3. Ask your prospective parents to chip in on your decision making
You shouldn’t, of course, base a crucial strategic decision on your social media following but asking simple questions is a great way to get parents to engage. You could, for example, ask them to suggest fun themes for the upcoming Halloween event or survey them about an upcoming change to your website design.
4. Tell a story about your school's history
Parents love to feel involved in your experiences and to be part of what you do. Stories about your school's early days, an important milestone or even a teacher's experience will deepen prospective parents' connection with you.
5. Social proof
Study after study confirms that parents seek compassion in their interactions rather than a know-it-all paternalistic presence. Mothers would rather take advice from like-minded parents, who are in the trenches, than from expert educators. So, collecting reviews or testimonials from current parents and students is a great way to build trust.
Simple ideas may include portrait images highlighting parent reviews or short video testimonials from existing families. You could even have parent ambassadors replying to frequently asked questions for prospective parents in a short video clip.
6. Highlight your school's employer brand and culture
Knowing that you employ great teachers and treat them exceptionally well is a huge reassurance for any prospective parent. So don't hesitate to share moments that display a strong collaborative staff culture such as posts about a great staff retreat, how you celebrate accomplishments or even pictures of office birthdays. You may even showcase a portrait of each staff member and teacher with a short bio and blurb. Putting faces to your hard work will further humanize your school in prospective parents' minds.
7. Get the community involved
Showcase moments where your school has supported the community and vice versa such as a bake sale for a local charity, putting on performances for children in local hospitals, decorating a Christmas tree at a nursing home, cleaning up a local park, raising money to provide a bulletproof vest for a police dog, etc.
8. Holiday posts

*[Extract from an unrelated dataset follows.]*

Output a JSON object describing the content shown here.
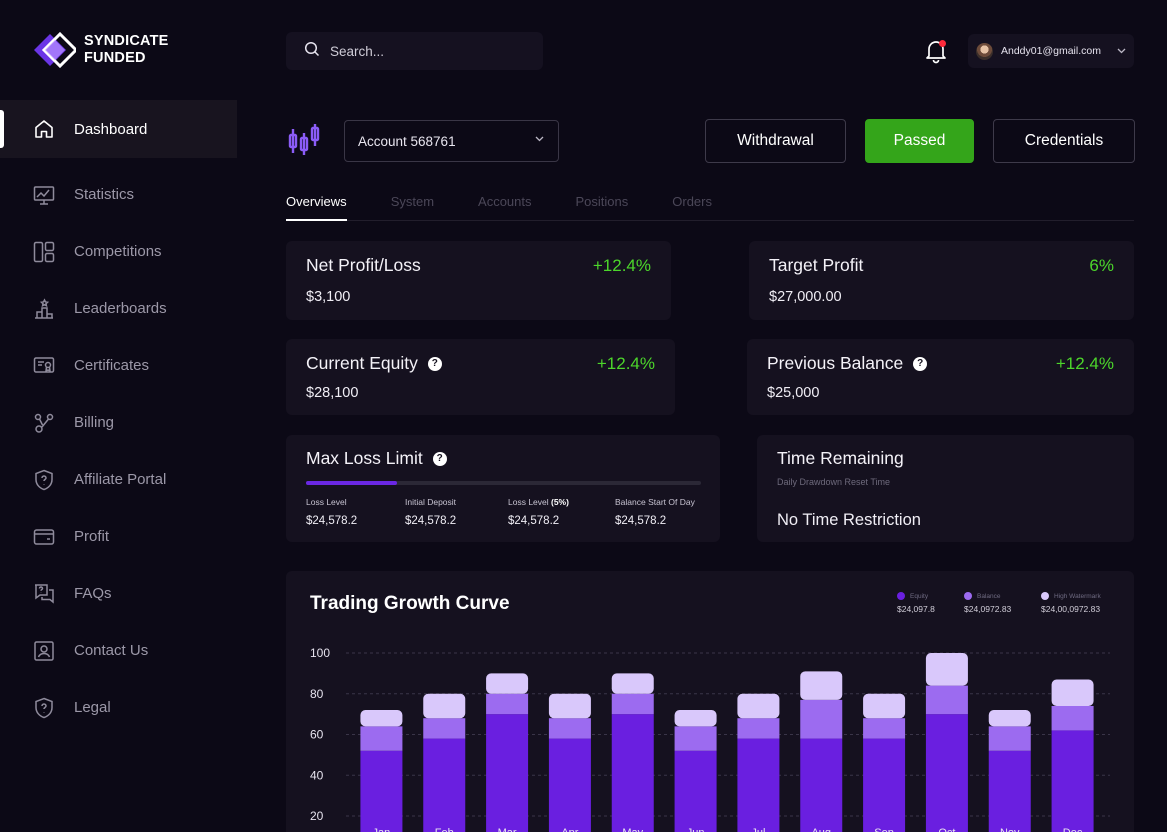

Holidays and festivities are essential all over the world, they may change topics or dates, but they’re very relevant to the culture and life of your school so consider making them part of your content as a way to further bond with prospective parents.
9. Bite-sized parenting advice
Simple tips and ideas about the rules of homework, bedtime discipline, common sense teen behaviour and more, are perfect for maintaining an engaged parent following on Facebook. Who better to give out parenting advise than educators who are practically raising dozens of children on a daily basis?